As a citizen of this island, I want our public agencies to deliver sensible and necessary services at a cost effective rate.

That is not always happening now.

This blog is intended to get more Bainbridge citizens thinking about how our taxes and fees are being used, or in some cases, misused.

Bainbridge Island is a 27 square mile accumulation of glacial till, rocks, and hard clay that survived the landscape scouring of the last glacial ice age some 13,000 years ago and what used to be a primarily rural and quiet summer beach houses and bedroom community from the urban complexities of Seattle, Washington.

This island paradise used to be relatively rural and quiet, “not just like everywhere else.”  That is rapidly changing … being just 6.5 miles from Seattle by ferry, increasing density and economic development is eroding the quiet and peaceful life that once was. With these changes, there comes more government and institutions to maintain the services a growing City requires. Citizens pay taxes and fees for these civic requirements when the statements and bills arrive, and very few have the background, time, or desire to understand what really happens with their taxes and fees … are we getting good value, or is our money being used frivolously?

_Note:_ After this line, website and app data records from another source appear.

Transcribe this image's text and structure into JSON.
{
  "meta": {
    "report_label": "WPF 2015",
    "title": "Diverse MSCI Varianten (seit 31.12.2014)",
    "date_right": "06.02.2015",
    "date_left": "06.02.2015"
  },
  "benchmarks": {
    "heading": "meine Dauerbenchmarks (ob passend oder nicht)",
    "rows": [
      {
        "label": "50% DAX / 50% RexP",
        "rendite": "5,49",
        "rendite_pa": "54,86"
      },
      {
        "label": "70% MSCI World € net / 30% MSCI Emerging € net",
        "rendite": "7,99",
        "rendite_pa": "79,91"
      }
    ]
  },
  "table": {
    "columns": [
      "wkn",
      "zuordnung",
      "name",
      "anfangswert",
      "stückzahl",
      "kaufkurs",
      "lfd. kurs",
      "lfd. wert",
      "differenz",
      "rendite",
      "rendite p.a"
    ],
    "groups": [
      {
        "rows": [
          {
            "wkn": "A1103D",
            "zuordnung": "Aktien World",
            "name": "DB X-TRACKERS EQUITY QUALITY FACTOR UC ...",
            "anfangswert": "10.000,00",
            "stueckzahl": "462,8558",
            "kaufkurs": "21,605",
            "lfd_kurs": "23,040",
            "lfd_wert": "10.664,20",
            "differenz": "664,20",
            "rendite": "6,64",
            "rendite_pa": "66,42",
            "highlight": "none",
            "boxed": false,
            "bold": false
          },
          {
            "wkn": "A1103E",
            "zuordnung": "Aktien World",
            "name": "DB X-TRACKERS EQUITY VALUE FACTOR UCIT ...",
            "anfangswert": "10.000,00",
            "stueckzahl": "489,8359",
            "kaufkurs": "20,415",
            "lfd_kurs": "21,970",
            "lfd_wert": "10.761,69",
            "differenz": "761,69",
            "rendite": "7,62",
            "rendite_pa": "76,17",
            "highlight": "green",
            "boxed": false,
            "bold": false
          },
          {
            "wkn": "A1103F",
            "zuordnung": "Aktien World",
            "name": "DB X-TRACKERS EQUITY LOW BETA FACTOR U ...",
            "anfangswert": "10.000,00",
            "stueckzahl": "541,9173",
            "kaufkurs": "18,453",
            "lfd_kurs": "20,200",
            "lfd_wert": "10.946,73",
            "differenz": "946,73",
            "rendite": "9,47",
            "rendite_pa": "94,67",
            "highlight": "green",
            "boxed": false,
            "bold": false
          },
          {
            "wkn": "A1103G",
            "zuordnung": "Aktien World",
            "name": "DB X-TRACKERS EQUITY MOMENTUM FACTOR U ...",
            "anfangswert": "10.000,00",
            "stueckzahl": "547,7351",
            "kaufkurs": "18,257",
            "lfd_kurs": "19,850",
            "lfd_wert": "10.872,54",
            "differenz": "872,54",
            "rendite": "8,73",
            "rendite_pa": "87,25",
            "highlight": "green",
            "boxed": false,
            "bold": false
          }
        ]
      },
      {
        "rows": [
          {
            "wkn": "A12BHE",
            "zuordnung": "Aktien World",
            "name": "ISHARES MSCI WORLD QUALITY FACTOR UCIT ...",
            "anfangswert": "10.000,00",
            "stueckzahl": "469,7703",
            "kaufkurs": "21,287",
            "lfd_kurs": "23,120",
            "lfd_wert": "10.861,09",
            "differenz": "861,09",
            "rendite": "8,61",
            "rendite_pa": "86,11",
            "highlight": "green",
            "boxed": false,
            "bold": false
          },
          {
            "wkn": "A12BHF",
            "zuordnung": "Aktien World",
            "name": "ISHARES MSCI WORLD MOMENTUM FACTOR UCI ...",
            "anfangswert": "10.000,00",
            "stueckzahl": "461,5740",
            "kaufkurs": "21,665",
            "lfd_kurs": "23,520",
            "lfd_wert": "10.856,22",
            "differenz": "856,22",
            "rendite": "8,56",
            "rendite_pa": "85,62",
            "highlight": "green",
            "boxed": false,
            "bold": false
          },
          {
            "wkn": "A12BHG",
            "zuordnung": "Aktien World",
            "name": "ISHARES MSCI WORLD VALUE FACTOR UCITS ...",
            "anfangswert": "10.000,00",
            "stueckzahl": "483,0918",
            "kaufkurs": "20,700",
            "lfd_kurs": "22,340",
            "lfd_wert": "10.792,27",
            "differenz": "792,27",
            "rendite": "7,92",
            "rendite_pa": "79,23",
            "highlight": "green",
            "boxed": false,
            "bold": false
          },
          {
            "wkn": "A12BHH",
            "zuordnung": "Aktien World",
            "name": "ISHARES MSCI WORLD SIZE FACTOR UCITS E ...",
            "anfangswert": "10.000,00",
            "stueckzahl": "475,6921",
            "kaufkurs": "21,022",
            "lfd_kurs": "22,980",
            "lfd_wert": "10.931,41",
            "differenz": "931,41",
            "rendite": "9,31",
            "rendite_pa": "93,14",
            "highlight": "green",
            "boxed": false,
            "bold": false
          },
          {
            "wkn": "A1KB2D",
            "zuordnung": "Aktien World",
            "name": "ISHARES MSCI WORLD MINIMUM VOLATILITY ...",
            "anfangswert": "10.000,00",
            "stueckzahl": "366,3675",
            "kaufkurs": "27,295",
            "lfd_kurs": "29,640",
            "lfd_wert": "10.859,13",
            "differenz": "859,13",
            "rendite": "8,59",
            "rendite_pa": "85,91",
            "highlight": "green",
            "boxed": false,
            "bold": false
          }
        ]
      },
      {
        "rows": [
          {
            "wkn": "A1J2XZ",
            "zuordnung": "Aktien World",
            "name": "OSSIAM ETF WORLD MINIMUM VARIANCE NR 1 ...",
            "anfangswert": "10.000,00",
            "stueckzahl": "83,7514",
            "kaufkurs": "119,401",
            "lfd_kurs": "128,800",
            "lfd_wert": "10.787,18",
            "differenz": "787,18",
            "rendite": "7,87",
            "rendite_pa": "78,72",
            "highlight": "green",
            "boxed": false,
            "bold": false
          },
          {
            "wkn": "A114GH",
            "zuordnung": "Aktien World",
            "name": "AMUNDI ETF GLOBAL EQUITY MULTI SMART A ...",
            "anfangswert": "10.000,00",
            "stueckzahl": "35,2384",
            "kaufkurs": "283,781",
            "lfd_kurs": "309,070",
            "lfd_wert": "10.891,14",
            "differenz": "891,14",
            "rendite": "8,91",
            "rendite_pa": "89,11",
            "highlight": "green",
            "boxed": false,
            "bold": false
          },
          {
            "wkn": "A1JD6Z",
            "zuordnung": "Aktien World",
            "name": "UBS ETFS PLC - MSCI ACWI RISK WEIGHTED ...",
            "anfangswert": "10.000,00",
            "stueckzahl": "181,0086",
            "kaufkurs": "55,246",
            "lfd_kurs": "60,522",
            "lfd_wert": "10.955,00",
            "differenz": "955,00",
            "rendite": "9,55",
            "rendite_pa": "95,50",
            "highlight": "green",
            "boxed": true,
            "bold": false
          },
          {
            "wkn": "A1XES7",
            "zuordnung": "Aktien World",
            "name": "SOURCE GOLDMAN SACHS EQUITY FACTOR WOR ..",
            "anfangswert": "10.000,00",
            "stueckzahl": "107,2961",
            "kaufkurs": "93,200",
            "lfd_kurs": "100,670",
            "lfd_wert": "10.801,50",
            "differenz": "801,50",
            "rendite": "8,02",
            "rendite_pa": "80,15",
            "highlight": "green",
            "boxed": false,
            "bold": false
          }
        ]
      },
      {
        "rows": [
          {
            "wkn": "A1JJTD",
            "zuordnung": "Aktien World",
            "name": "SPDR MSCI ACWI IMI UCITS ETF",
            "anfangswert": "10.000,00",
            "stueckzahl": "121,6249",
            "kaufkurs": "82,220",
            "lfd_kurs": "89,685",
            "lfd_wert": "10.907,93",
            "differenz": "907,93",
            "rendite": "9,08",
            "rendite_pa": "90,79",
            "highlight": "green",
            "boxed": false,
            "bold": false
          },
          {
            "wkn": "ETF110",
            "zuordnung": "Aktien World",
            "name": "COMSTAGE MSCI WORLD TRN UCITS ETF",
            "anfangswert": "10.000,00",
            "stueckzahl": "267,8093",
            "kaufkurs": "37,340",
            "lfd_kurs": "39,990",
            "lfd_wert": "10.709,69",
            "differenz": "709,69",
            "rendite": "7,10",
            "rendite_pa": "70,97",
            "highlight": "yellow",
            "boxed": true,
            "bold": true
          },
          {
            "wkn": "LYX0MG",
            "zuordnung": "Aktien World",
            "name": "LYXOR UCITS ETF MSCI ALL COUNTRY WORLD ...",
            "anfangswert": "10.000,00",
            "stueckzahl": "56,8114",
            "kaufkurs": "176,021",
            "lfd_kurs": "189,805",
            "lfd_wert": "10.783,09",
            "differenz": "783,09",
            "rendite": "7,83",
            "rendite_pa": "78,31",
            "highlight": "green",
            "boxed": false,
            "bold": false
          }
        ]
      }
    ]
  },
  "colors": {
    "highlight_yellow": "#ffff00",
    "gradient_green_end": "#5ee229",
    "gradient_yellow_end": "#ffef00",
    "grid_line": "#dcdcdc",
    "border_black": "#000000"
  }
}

There is a largely untold side to the public press releases, campaign claims, and use of public monies on Bainbridge Island (ditto everywhere else, but I live here). I enjoy researching and exposing what isn’t said in those carefully crafted public engagement press releases, campaign claims, and decisions and policies that managers and elected or appointed officials would prefer not to be made public.

The intent of this blog is to make the public entities on Bainbridge Island better by being more forthright, honest, non-deceptive, transparent, and efficient. Exposing the general citizenry to “the other half of the story”  is the intent of these research efforts, including some big issues, but many relatively minor.

Why bother small, detail issues? The time tested saying “fix the small things, and the big ones will tend to fix themselves” is the foundation for the small details approach.

Disclaimer: All postings and opinions are those of Robert Dashiell.  Ditto typos.